I am no stranger to backing anything on Kickstarter. Honestly, beyond the games, it is the quirkier products that people pitch there that really get my attention. As someone always on the hunt for the next ‘upgrade’, I love seeing new uses for things to improve my life. That’s why when I decided to cruise their website for cooking-related projects, I just had to back Kraut Source.
Okay, hear me out: I have never fermented anything and I barely eat sauerkraut. I don’t hate it, mind you, I just rarely think about throwing it on, well, anything. The same goes for pretty much every other kind of fermented food.
Why then would I want to back something like this? For starters, it is yet another innovation built atop the ever-present, ever-adorable mason jar. Seriously, you screw this device onto any wide-mouth jar and bam you are on your way to fermenting whatever you can stuff in that jar (hint, it’s usually a lot).
Maybe it’s the nerd in me but I adore modular technology. I love the idea of having something that I can add to/subtract from/reuse for x, etc. I built my first computer many years ago and I have been adding to and subtracting from it ever since. Sure, my computer tower is old, ugly, beat-up, and no longer contains the Windows Vista that it proudly has advertised on its side, but who cares when it works with brand new parts?

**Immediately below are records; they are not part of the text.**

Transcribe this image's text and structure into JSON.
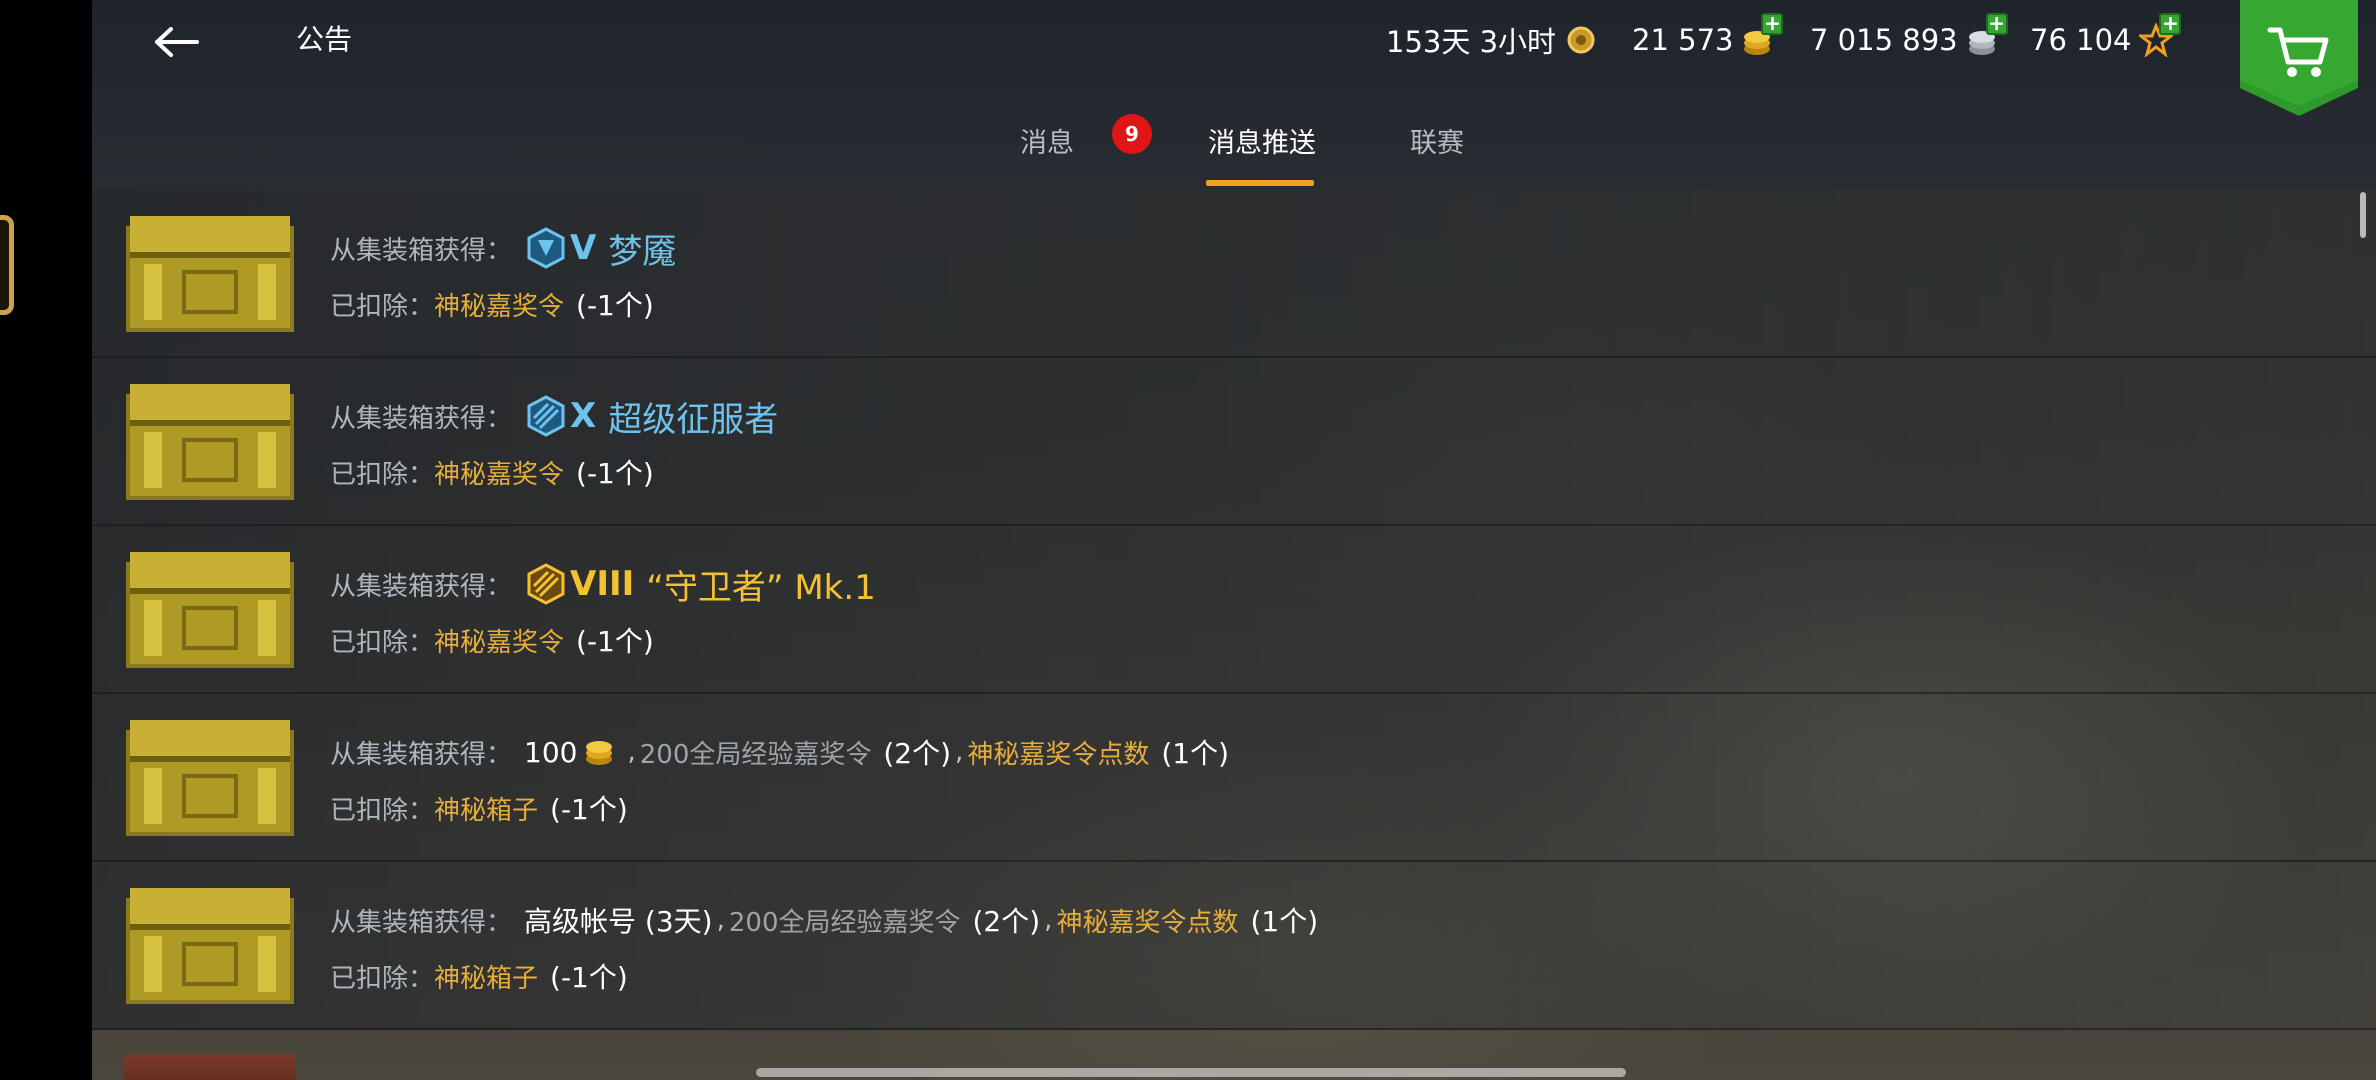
{
  "header": {
    "title": "公告",
    "back_icon": "arrow-left-icon",
    "timer": "153天 3小时",
    "gold": "21 573",
    "silver": "7 015 893",
    "free_xp": "76 104",
    "shop_icon": "shopping-cart-icon"
  },
  "tabs": [
    {
      "label": "消息",
      "badge": "9"
    },
    {
      "label": "消息推送",
      "active": true
    },
    {
      "label": "联赛"
    }
  ],
  "rows": [
    {
      "label": "从集装箱获得：",
      "tier": "V",
      "tank": "梦魇",
      "tier_color": "#6ec2ee",
      "deduct_label": "已扣除：",
      "deduct_item": "神秘嘉奖令",
      "deduct_qty": "(-1个)"
    },
    {
      "label": "从集装箱获得：",
      "tier": "X",
      "tank": "超级征服者",
      "tier_color": "#6ec2ee",
      "deduct_label": "已扣除：",
      "deduct_item": "神秘嘉奖令",
      "deduct_qty": "(-1个)"
    },
    {
      "label": "从集装箱获得：",
      "tier": "VIII",
      "tank": "“守卫者” Mk.1",
      "tier_color": "#f2c230",
      "deduct_label": "已扣除：",
      "deduct_item": "神秘嘉奖令",
      "deduct_qty": "(-1个)"
    },
    {
      "label": "从集装箱获得：",
      "gold_amount": "100",
      "comma1": ",",
      "item1": "200全局经验嘉奖令",
      "item1_qty": "(2个)",
      "comma2": ",",
      "item2": "神秘嘉奖令点数",
      "item2_qty": "(1个)",
      "deduct_label": "已扣除：",
      "deduct_item": "神秘箱子",
      "deduct_qty": "(-1个)"
    },
    {
      "label": "从集装箱获得：",
      "premium": "高级帐号 (3天)",
      "comma1": ",",
      "item1": "200全局经验嘉奖令",
      "item1_qty": "(2个)",
      "comma2": ",",
      "item2": "神秘嘉奖令点数",
      "item2_qty": "(1个)",
      "deduct_label": "已扣除：",
      "deduct_item": "神秘箱子",
      "deduct_qty": "(-1个)"
    }
  ],
  "colors": {
    "accent": "#f0a020",
    "gold_text": "#e6ad3a",
    "tier_blue": "#6ec2ee",
    "tier_gold": "#f2c230",
    "badge_red": "#e01515",
    "shop_green": "#2f9a2c"
  }
}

That’s always my biggest pet peeve with Kitchen-related anything. Most gizmos and gadgets are designed with singular purposes; sometimes, they don’t even justify their existence by doing that singular task that much more expediently than say a little added elbow grease and a fork. I wish I had the television show kitchen with the infinite room for infinite gadgets all stored in easy-to-access places that somehow never leave them dusty, but that’s a myth: most of us are cooking out of our closets.
Plus, I’d be lying if I said I wasn’t one of those people utterly charmed by the average mason jar. They are just versatile, affordable, and nostalgic all at once. I am not one of those oddballs that uses them for mugs, but I do prefer them to stacks of plastic with tops I can never locate.
Moving on, there is also the experimental side of cooking that real foodies and hobby chefs know oh so well. Especially when it comes to a new technique of cooking or preparation, I get giddy inside and want to try it immediately. Will I be fermenting everything for a solid month while I learn what works for me and what doesn’t? Yes! Is that more exciting than Christmas? Yeah, kind of. Am I really worried that it is all going to be a super gross waste of time?
If you’d like to learn more or become a backer yourself, there are still a couple of weeks left on the Kickstarter Campaign. The project asked for $35,000 and it is currently at $100,000+.
I backed the most basic kit still available, which is only setting me back $30 and plans to ship in November of this year.
While you are at it, sharing some of your favorite fermented foods/recipes/stories in the comments below! I’d love to hear what you all like and get started on ideas for what I will be making.
C. T. Murphy can more regularly be found over at his blog, Murf Versus. You can also find him on Twitter, where he is frequently at his weirdest. His favorite food is Thai, though his roots are in Soul Food, and he only ever cooks Tex-Mex. He’s a strange fellow.